Entries from a dataset of interfaces:
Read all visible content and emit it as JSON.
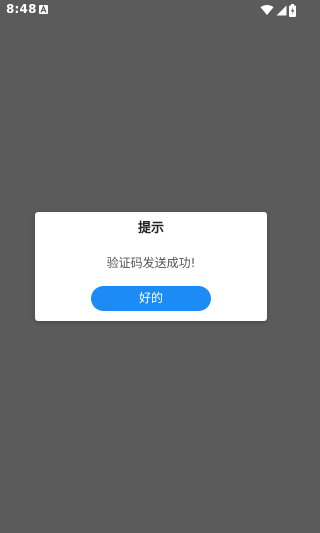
{
  "status_bar": {
    "time": "8:48",
    "icons": [
      "notification-a-icon",
      "wifi-icon",
      "cellular-signal-icon",
      "battery-charging-icon"
    ]
  },
  "dialog": {
    "title": "提示",
    "message": "验证码发送成功!",
    "ok_label": "好的"
  },
  "colors": {
    "overlay": "#5b5b5b",
    "dialog_bg": "#ffffff",
    "button_bg": "#1c8bf5",
    "button_text": "#ffffff"
  }
}
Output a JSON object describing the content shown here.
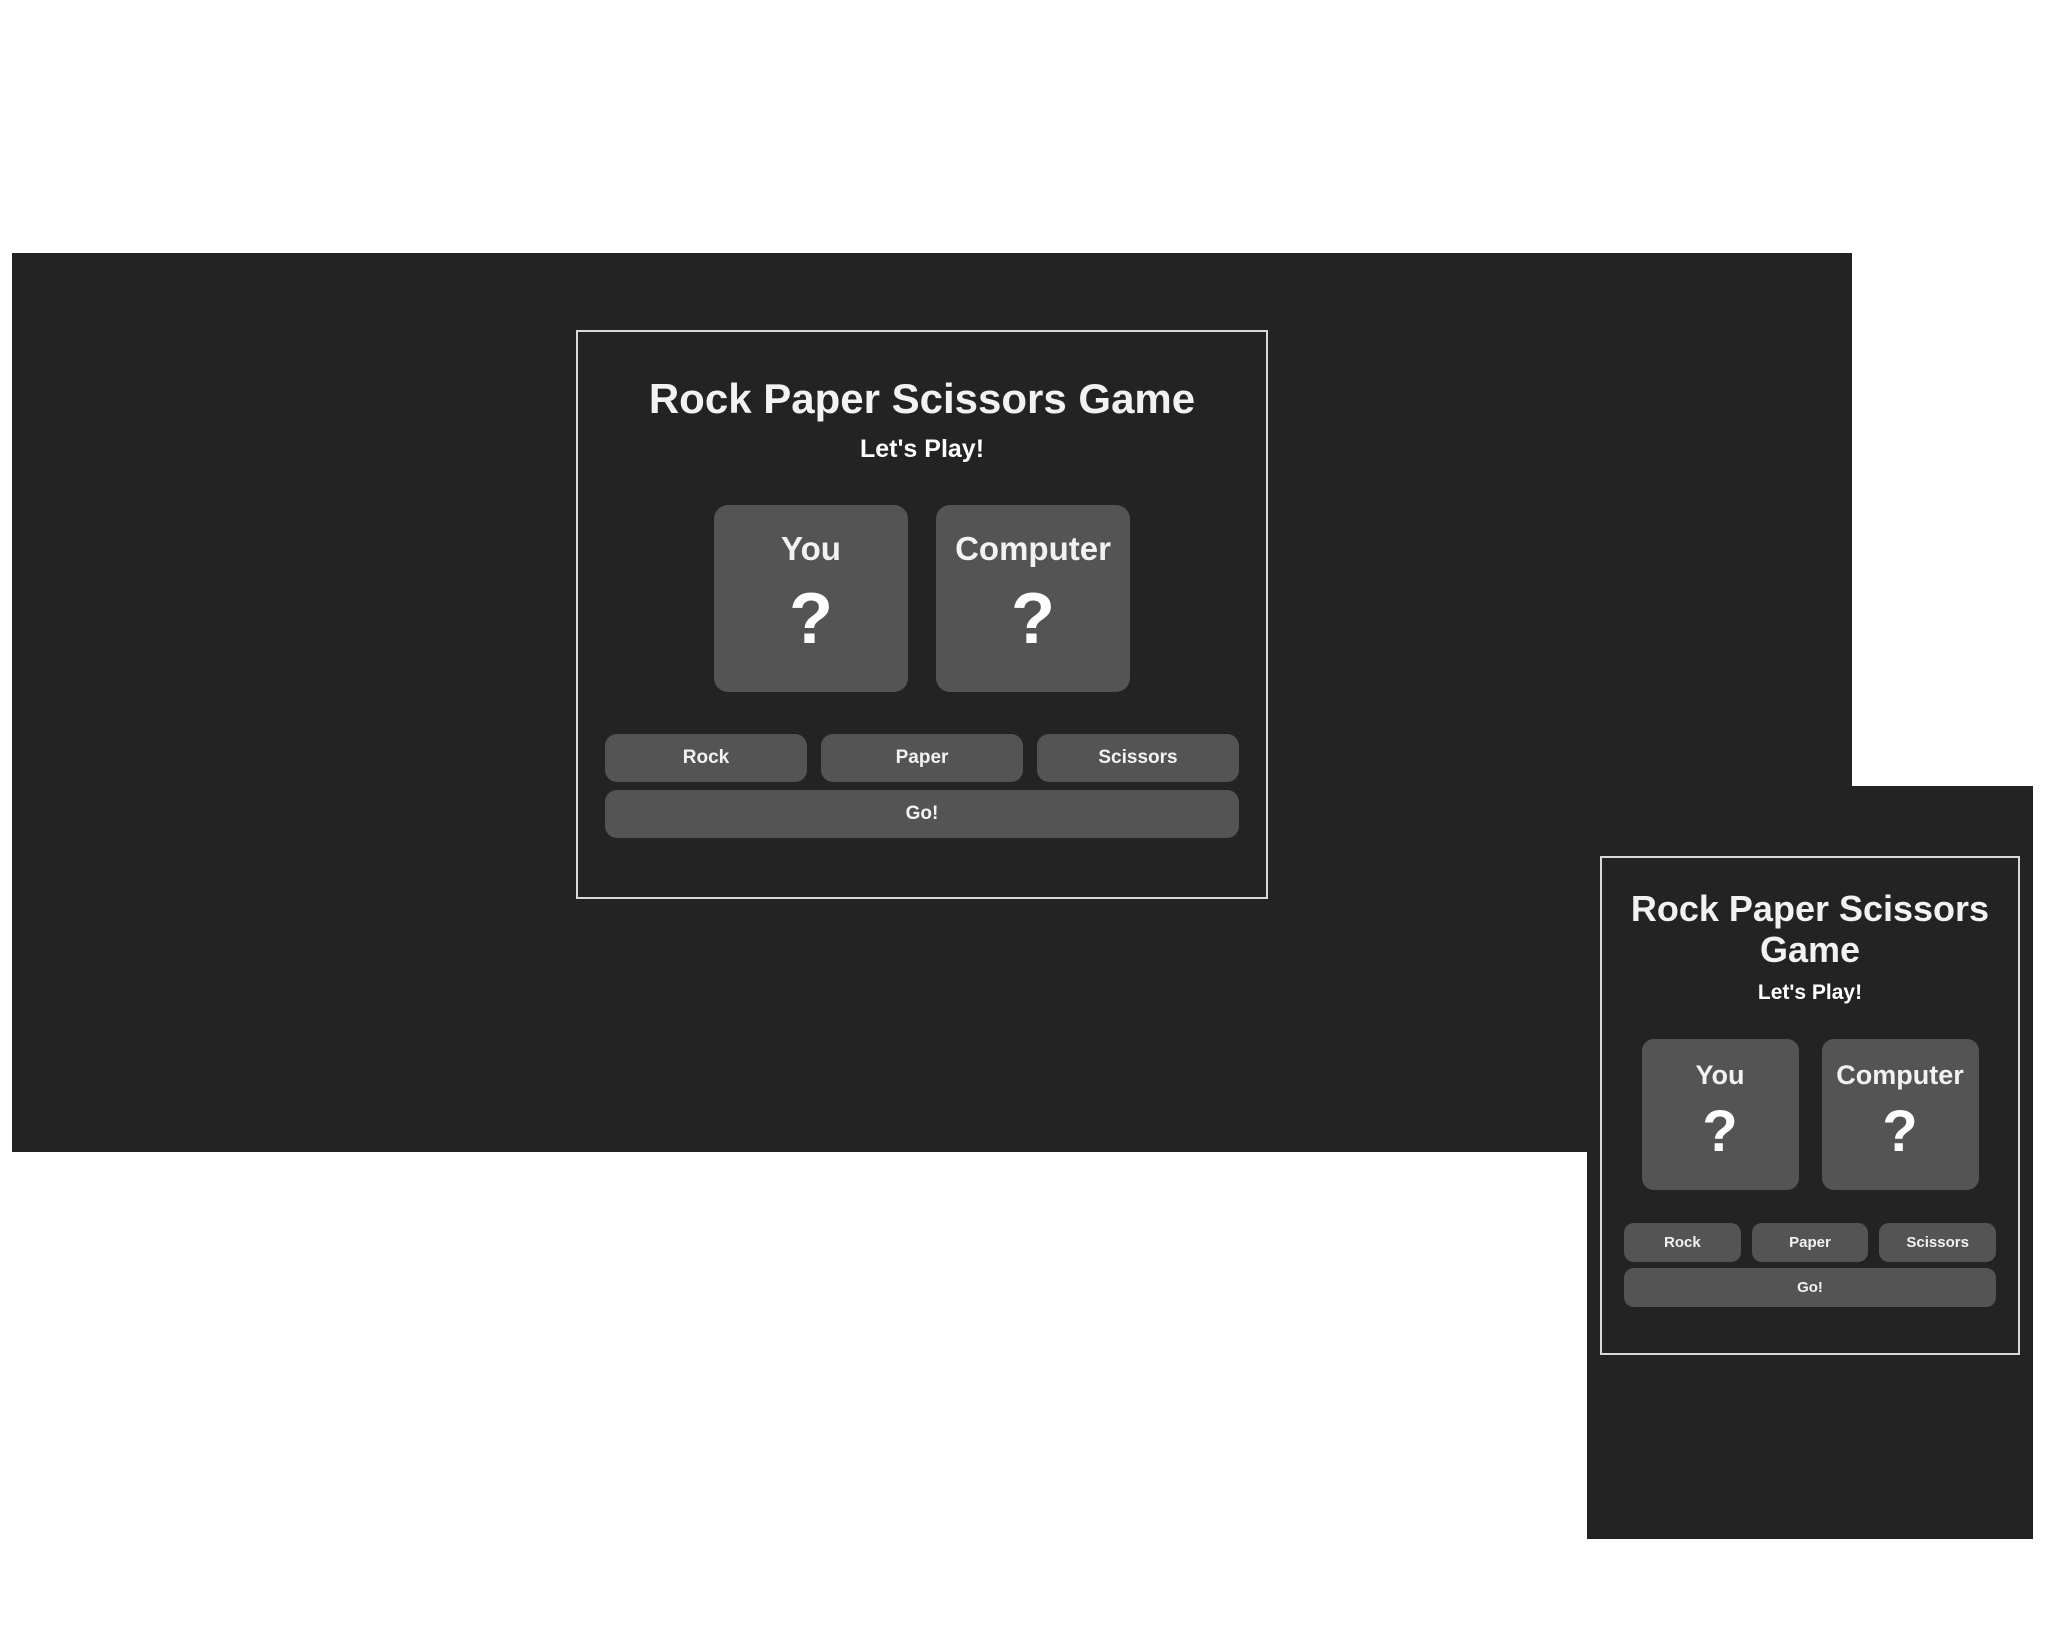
{
  "game": {
    "title": "Rock Paper Scissors Game",
    "subtitle": "Let's Play!",
    "player_label": "You",
    "computer_label": "Computer",
    "unknown_icon": "?",
    "buttons": {
      "rock": "Rock",
      "paper": "Paper",
      "scissors": "Scissors",
      "go": "Go!"
    }
  },
  "colors": {
    "panel_background": "#232323",
    "card_background": "#545454",
    "frame_border": "#d9d9d9",
    "text": "#f2f2f2"
  }
}
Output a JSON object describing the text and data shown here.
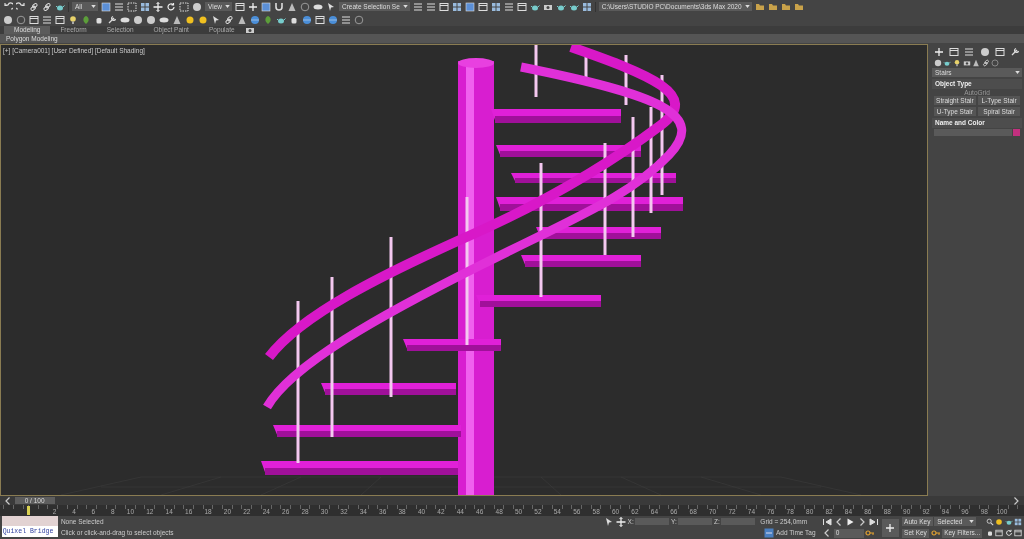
{
  "toolbar": {
    "selection_filter": "All",
    "reference_coord": "View",
    "named_selection": "Create Selection Se",
    "project_path": "C:\\Users\\STUDIO PC\\Documents\\3ds Max 2020"
  },
  "ribbon": {
    "tabs": [
      {
        "label": "Modeling",
        "selected": true
      },
      {
        "label": "Freeform",
        "selected": false
      },
      {
        "label": "Selection",
        "selected": false
      },
      {
        "label": "Object Paint",
        "selected": false
      },
      {
        "label": "Populate",
        "selected": false
      }
    ],
    "panel": "Polygon Modeling"
  },
  "viewport": {
    "label": "[+] [Camera001] [User Defined] [Default Shading]"
  },
  "command_panel": {
    "category": "Stairs",
    "object_type": {
      "title": "Object Type",
      "autogrid": {
        "label": "AutoGrid",
        "disabled": true
      },
      "buttons": [
        "Straight Stair",
        "L-Type Stair",
        "U-Type Stair",
        "Spiral Stair"
      ]
    },
    "name_and_color": {
      "title": "Name and Color",
      "color": "#c2307f"
    }
  },
  "time_slider": {
    "reading": "0 / 100",
    "level": 0
  },
  "timeline": {
    "labels": [
      "2",
      "4",
      "6",
      "8",
      "10",
      "12",
      "14",
      "16",
      "18",
      "20",
      "22",
      "24",
      "26",
      "28",
      "30",
      "32",
      "34",
      "36",
      "38",
      "40",
      "42",
      "44",
      "46",
      "48",
      "50",
      "52",
      "54",
      "56",
      "58",
      "60",
      "62",
      "64",
      "66",
      "68",
      "70",
      "72",
      "74",
      "76",
      "78",
      "80",
      "82",
      "84",
      "86",
      "88",
      "90",
      "92",
      "94",
      "96",
      "98",
      "100"
    ]
  },
  "status": {
    "listener": "Quixel Bridge",
    "selection": "None Selected",
    "prompt": "Click or click-and-drag to select objects",
    "x_label": "X:",
    "y_label": "Y:",
    "z_label": "Z:",
    "grid": "Grid = 254,0mm",
    "add_time_tag": "Add Time Tag",
    "frame": "0",
    "auto_key": "Auto Key",
    "key_mode": "Selected",
    "set_key": "Set Key",
    "key_filters": "Key Filters..."
  }
}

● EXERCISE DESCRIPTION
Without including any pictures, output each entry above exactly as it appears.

● EXERCISE OUTPUT
Read all visible content and emit it as JSON.
{
  "status_bar": {
    "time": "8:48",
    "icons": [
      "notification-a-icon",
      "wifi-icon",
      "cellular-signal-icon",
      "battery-charging-icon"
    ]
  },
  "dialog": {
    "title": "提示",
    "message": "验证码发送成功!",
    "ok_label": "好的"
  },
  "colors": {
    "overlay": "#5b5b5b",
    "dialog_bg": "#ffffff",
    "button_bg": "#1c8bf5",
    "button_text": "#ffffff"
  }
}
Output a JSON object describing the content shown here.
{
  "game": {
    "title": "Rock Paper Scissors Game",
    "subtitle": "Let's Play!",
    "player_label": "You",
    "computer_label": "Computer",
    "unknown_icon": "?",
    "buttons": {
      "rock": "Rock",
      "paper": "Paper",
      "scissors": "Scissors",
      "go": "Go!"
    }
  },
  "colors": {
    "panel_background": "#232323",
    "card_background": "#545454",
    "frame_border": "#d9d9d9",
    "text": "#f2f2f2"
  }
}
Output a JSON object describing the text and data shown here.
{
  "toolbar": {
    "selection_filter": "All",
    "reference_coord": "View",
    "named_selection": "Create Selection Se",
    "project_path": "C:\\Users\\STUDIO PC\\Documents\\3ds Max 2020"
  },
  "ribbon": {
    "tabs": [
      {
        "label": "Modeling",
        "selected": true
      },
      {
        "label": "Freeform",
        "selected": false
      },
      {
        "label": "Selection",
        "selected": false
      },
      {
        "label": "Object Paint",
        "selected": false
      },
      {
        "label": "Populate",
        "selected": false
      }
    ],
    "panel": "Polygon Modeling"
  },
  "viewport": {
    "label": "[+] [Camera001] [User Defined] [Default Shading]"
  },
  "command_panel": {
    "category": "Stairs",
    "object_type": {
      "title": "Object Type",
      "autogrid": {
        "label": "AutoGrid",
        "disabled": true
      },
      "buttons": [
        "Straight Stair",
        "L-Type Stair",
        "U-Type Stair",
        "Spiral Stair"
      ]
    },
    "name_and_color": {
      "title": "Name and Color",
      "color": "#c2307f"
    }
  },
  "time_slider": {
    "reading": "0 / 100",
    "level": 0
  },
  "timeline": {
    "labels": [
      "2",
      "4",
      "6",
      "8",
      "10",
      "12",
      "14",
      "16",
      "18",
      "20",
      "22",
      "24",
      "26",
      "28",
      "30",
      "32",
      "34",
      "36",
      "38",
      "40",
      "42",
      "44",
      "46",
      "48",
      "50",
      "52",
      "54",
      "56",
      "58",
      "60",
      "62",
      "64",
      "66",
      "68",
      "70",
      "72",
      "74",
      "76",
      "78",
      "80",
      "82",
      "84",
      "86",
      "88",
      "90",
      "92",
      "94",
      "96",
      "98",
      "100"
    ]
  },
  "status": {
    "listener": "Quixel Bridge",
    "selection": "None Selected",
    "prompt": "Click or click-and-drag to select objects",
    "x_label": "X:",
    "y_label": "Y:",
    "z_label": "Z:",
    "grid": "Grid = 254,0mm",
    "add_time_tag": "Add Time Tag",
    "frame": "0",
    "auto_key": "Auto Key",
    "key_mode": "Selected",
    "set_key": "Set Key",
    "key_filters": "Key Filters..."
  }
}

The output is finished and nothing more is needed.